Revolt Library >> Browsing by Tag "warden"
Finally Matvei Nikitich arrived, and the usher, a long-necked and lean man, with a sideling gait and protruding lower lip, entered the jury-room.
The usher was an honest man, with a university education, but he could not hold any employment on account of his tippling habit. A countess, his wife's patroness, had obtained him his present position three months ago; he still retained it, and was exceedingly glad.
"Are you all here, gentlemen?" he asked, putting on his pince-nez and looking through it.
"I think so," said the cheerful merchant.
"Let us see," said the usher, and drawing a sheet of paper from his pocket, began to call the names of the jury, looking at those that responded to their names now through his pince-nez, now over it.
"Counsilor of State E. M. Nikiforoff."
"Here," said the portly gentleman, who was familiar with all the litigations.
"Retired Colonel I...
Berkman, Alexander (1912) Prison Memoirs of an Anarchist, Mother Earth Press.
THE COURTROOM BREATHES the chill of the graveyard. The stained windows cast sickly rays into the silent chamber. In the somber light the faces look funereal, spectral.
Anxiously I scan the room. Perhaps my friends, the Girl, have come to greet me.... Everywhere cold eyes meet my gaze. Police and court attendants on every side. Several newspaper men draw near.
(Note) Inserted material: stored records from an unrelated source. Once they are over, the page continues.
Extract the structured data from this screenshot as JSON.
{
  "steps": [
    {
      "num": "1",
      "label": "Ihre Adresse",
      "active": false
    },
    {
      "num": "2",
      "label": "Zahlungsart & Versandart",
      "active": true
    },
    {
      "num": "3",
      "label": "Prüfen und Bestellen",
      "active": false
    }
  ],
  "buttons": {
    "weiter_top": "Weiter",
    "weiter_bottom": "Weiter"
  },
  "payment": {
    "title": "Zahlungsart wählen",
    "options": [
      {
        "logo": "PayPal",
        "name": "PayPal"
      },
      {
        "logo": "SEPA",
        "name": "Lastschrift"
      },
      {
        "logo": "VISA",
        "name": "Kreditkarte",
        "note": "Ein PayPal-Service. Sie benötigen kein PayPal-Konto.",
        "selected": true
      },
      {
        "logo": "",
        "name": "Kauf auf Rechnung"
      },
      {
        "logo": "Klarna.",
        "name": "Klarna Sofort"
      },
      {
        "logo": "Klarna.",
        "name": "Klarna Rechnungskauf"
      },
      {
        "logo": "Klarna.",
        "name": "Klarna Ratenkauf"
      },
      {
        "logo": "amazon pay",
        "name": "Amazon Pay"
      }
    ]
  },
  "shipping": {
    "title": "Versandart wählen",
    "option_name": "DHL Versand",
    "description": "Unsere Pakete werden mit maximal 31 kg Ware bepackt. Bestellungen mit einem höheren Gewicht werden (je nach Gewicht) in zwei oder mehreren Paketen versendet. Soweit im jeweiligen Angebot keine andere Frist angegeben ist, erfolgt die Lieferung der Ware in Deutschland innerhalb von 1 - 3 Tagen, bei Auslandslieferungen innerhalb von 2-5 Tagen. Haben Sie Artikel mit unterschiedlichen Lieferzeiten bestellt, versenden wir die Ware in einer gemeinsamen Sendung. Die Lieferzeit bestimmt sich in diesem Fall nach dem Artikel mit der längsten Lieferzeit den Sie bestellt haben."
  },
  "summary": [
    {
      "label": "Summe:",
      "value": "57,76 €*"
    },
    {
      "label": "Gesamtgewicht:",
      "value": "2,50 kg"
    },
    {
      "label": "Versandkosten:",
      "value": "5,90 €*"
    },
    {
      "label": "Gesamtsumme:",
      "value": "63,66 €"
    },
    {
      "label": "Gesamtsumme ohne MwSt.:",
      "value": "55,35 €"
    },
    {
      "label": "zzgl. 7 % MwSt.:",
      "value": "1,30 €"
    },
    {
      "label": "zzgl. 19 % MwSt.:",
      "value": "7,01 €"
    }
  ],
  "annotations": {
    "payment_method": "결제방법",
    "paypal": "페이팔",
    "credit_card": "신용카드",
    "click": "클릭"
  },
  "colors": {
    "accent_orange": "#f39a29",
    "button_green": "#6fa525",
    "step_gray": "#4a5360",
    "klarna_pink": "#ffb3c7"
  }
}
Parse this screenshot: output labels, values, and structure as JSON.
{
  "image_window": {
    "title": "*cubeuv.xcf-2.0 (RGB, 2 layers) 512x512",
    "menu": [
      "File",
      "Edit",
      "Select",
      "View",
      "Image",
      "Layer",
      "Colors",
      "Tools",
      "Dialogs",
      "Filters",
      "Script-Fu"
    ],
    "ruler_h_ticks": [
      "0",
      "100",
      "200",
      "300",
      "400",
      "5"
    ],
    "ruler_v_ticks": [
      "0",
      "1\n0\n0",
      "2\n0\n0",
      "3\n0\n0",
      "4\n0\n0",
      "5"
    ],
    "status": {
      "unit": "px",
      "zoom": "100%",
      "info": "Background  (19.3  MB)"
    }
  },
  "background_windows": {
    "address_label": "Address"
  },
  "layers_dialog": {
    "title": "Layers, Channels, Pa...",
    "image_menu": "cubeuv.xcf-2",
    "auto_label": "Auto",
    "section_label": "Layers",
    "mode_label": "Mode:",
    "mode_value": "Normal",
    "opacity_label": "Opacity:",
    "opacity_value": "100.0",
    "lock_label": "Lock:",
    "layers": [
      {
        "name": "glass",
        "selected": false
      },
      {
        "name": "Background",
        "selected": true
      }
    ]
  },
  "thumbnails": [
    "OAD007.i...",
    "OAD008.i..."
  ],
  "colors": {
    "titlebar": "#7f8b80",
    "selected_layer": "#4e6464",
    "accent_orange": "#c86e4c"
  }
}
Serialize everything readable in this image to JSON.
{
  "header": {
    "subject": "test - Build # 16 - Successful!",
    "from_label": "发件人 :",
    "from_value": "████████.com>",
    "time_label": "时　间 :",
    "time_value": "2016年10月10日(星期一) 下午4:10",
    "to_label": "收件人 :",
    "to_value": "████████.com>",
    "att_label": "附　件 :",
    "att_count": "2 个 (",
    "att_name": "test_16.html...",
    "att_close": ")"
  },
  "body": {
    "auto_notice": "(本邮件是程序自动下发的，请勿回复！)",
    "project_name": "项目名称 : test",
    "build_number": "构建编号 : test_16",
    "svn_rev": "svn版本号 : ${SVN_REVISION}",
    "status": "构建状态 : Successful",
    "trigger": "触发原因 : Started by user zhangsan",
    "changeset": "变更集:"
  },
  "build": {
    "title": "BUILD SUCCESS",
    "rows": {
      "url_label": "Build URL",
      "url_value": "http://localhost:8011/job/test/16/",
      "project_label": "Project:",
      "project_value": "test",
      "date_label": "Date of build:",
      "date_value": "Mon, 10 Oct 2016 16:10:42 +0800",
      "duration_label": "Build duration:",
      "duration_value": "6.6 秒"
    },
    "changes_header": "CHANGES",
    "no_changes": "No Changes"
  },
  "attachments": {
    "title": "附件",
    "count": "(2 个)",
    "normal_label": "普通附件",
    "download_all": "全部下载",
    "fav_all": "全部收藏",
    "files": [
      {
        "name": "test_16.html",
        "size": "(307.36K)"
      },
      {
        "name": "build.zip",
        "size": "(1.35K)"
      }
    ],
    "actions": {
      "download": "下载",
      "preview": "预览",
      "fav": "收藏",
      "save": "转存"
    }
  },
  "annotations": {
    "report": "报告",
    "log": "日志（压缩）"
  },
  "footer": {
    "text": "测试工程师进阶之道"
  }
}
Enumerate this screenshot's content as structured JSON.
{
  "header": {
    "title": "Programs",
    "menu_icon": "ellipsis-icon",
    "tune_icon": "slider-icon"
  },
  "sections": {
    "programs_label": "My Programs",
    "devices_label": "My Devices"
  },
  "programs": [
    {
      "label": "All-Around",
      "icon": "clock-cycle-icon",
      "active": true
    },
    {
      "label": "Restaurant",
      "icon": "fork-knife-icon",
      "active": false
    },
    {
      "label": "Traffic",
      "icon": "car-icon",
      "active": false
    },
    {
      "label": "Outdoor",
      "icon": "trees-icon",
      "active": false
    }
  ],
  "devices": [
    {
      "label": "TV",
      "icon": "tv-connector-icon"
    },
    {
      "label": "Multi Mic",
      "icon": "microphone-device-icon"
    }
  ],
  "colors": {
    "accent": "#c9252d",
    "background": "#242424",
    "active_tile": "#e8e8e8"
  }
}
It is humiliating that through them I must speak to the People.
"Prisoner at the bar, stand up!"
The Commonwealth of Pennsylvania-the clerk vociferates-charges me with felonious assault on H. C. Frick, with intent to kill; felonious assault on John G. A. Leishman; feloniously entering the offices of the Carnegie Company on three occasions, each constituting a separate indictment; and with unlawfully carrying concealed weapons...
This manuscript is part of the International Institute of Social History's Alexander Berkman Archive and appears in Anarchy Archives with IISH's permission. Some Reminiscences of Kropotkin By Alexander Berkman It was about 1890, when the anarchist movement was still in its infancy in America. We were just a handful then, young men and women fired by the enthusiasm of a sublime ideal, and passionately spreading the new faith among the population of the New York Ghetto. We held our gatherings in an obscure hall in Orchard Street, but we regarded our efforts as highly successful. Every week greater numbers attended our meetings, much interest was manifested in the revolutionary teachings, and vi... (From : Anarchy Archives.)